Work item: Should a line below contain the word "text", report it.

Provided records:

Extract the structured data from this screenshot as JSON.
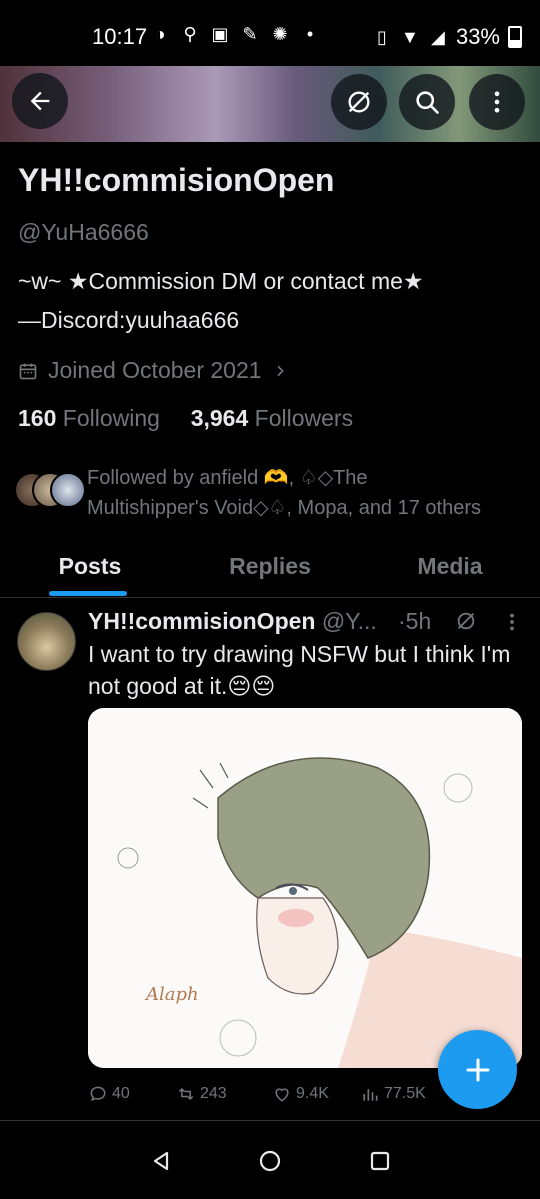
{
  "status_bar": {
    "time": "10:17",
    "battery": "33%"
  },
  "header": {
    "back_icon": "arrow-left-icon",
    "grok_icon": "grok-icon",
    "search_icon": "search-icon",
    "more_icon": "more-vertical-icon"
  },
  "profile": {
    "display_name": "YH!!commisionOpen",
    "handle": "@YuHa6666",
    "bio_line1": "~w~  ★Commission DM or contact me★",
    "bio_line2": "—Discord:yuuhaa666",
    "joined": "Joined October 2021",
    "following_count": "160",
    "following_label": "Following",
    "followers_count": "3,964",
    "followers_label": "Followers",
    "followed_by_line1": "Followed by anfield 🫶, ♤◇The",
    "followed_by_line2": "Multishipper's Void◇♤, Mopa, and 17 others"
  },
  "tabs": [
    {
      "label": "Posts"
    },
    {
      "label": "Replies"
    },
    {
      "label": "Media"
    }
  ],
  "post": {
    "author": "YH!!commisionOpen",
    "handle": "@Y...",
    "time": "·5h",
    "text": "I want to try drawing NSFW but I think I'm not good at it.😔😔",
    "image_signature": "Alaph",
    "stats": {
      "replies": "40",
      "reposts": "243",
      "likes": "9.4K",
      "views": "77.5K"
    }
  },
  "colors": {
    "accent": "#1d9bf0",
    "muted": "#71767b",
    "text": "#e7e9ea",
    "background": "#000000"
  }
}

Task response:
    "text": "I want to try drawing NSFW but I think I'm not good at it.😔😔",
    "text": "#e7e9ea",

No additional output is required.